Jordan Spieth had a seven-shot lead during the third round at the Masters and looked to be unstoppable, but the 21-year-old stumbled coming home and now we have plenty of spice heading into the final round at Augusta.
What it means: Spieth nearly put this tournament out of reach, but a sloppy double bogey on 17 gave new life to the rest of the contenders. He still made history by shooting the lowest 54-hole score in Masters history, but now two major champions go to bed knowing they still have a chance at the green jacket. Rose closed with five birdies in the last six holes to knock Mickelson out of the final pairing. That's significant since 20 of the last 24 Masters winners have come out of the final tee time. Spieth walked off 18 with some momentum, however, after a gutsy up-and-down for par. Hoffman also closed strong with birdie on 18 to stay in the hunt.
Round of the day: Rose, Mickelson and Ian Poulter tied for the low round of the day with 5-under 67s. Lefty made seven birdies against two bogeys, and he was able to briefly cut Spieth's lead to four with a 41-foot birdie on the par-3 16th that curled into the back of the hole.
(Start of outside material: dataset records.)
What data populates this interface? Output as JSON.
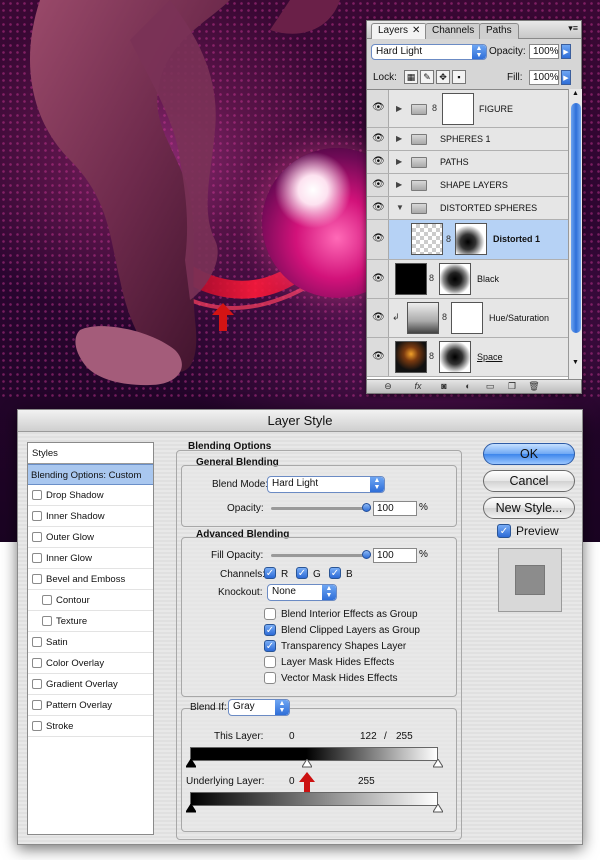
{
  "artwork": {
    "accent": "#e0117c",
    "background": "#2a0530"
  },
  "layers_panel": {
    "tabs": [
      {
        "label": "Layers",
        "close": "✕"
      },
      {
        "label": "Channels"
      },
      {
        "label": "Paths"
      }
    ],
    "blend_mode": "Hard Light",
    "opacity_label": "Opacity:",
    "opacity_value": "100%",
    "lock_label": "Lock:",
    "fill_label": "Fill:",
    "fill_value": "100%",
    "layers": [
      {
        "name": "FIGURE",
        "kind": "group-with-mask"
      },
      {
        "name": "SPHERES 1",
        "kind": "group"
      },
      {
        "name": "PATHS",
        "kind": "group"
      },
      {
        "name": "SHAPE LAYERS",
        "kind": "group"
      },
      {
        "name": "DISTORTED SPHERES",
        "kind": "group-open"
      },
      {
        "name": "Distorted 1",
        "kind": "layer",
        "selected": true
      },
      {
        "name": "Black",
        "kind": "layer"
      },
      {
        "name": "Hue/Saturation",
        "kind": "adjustment"
      },
      {
        "name": "Space",
        "kind": "layer"
      }
    ]
  },
  "dialog": {
    "title": "Layer Style",
    "styles_header": "Styles",
    "styles": [
      {
        "label": "Blending Options: Custom",
        "selected": true
      },
      {
        "label": "Drop Shadow"
      },
      {
        "label": "Inner Shadow"
      },
      {
        "label": "Outer Glow"
      },
      {
        "label": "Inner Glow"
      },
      {
        "label": "Bevel and Emboss"
      },
      {
        "label": "Contour",
        "indent": true
      },
      {
        "label": "Texture",
        "indent": true
      },
      {
        "label": "Satin"
      },
      {
        "label": "Color Overlay"
      },
      {
        "label": "Gradient Overlay"
      },
      {
        "label": "Pattern Overlay"
      },
      {
        "label": "Stroke"
      }
    ],
    "blending_options_title": "Blending Options",
    "general_blending_title": "General Blending",
    "blend_mode_label": "Blend Mode:",
    "blend_mode_value": "Hard Light",
    "opacity_label": "Opacity:",
    "opacity_value": "100",
    "opacity_fraction": 1.0,
    "percent": "%",
    "advanced_blending_title": "Advanced Blending",
    "fill_opacity_label": "Fill Opacity:",
    "fill_opacity_value": "100",
    "fill_opacity_fraction": 1.0,
    "channels_label": "Channels:",
    "channel_r": "R",
    "channel_g": "G",
    "channel_b": "B",
    "knockout_label": "Knockout:",
    "knockout_value": "None",
    "options": [
      {
        "label": "Blend Interior Effects as Group",
        "checked": false
      },
      {
        "label": "Blend Clipped Layers as Group",
        "checked": true
      },
      {
        "label": "Transparency Shapes Layer",
        "checked": true
      },
      {
        "label": "Layer Mask Hides Effects",
        "checked": false
      },
      {
        "label": "Vector Mask Hides Effects",
        "checked": false
      }
    ],
    "blend_if_label": "Blend If:",
    "blend_if_value": "Gray",
    "this_layer_label": "This Layer:",
    "this_layer_low": "0",
    "this_layer_mid": "122",
    "this_layer_sep": "/",
    "this_layer_high": "255",
    "underlying_layer_label": "Underlying Layer:",
    "underlying_low": "0",
    "underlying_high": "255",
    "ok_label": "OK",
    "cancel_label": "Cancel",
    "new_style_label": "New Style...",
    "preview_label": "Preview",
    "preview_checked": true,
    "highlight_arrow_color": "#cc1111"
  }
}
Spieth increased his lead again with birdies on 15 and 16, but a double bogey on 17, and Rose's 20-foot birdie putt on 18, cut it back to four strokes.
Best of the rest: Woods and McIlroy are 10 strokes back and likely out of it, but it's a testament to both that they're currently tied for fifth. McIlroy was fighting to make the cut on the back nine Friday, but the world No. 1 made an eagle and four birdies to easily make the weekend, and he tied Woods with a 4-under 68 in Round 3. Woods continued to show incredible improvement Saturday with six birdies and two bogeys. They will be paired in the final round.
Biggest disappointment: A day after making three eagles, Dustin Johnson came undone on the back nine for a 1-over 73. He chunked a pitch shot into the front bunker on the par-3 12th, which led to a double bogey, and closed with bogeys on 17 and 18.
Main storyline heading into Sunday: Spieth is still in control of the tournament, but he's got a bigger task on his hands. Rose, the 2013 U.S. Open champion, won't go down quietly, and Mickelson, a three-time Masters champion, will be flag hunting all day. But every time Spieth has made a mistake this week, he's bounced right back. After finishing T-2 last year at Augusta, Spieth said he learned all about being patient. He's proven that through three rounds. On Sunday he will once again be put to the test.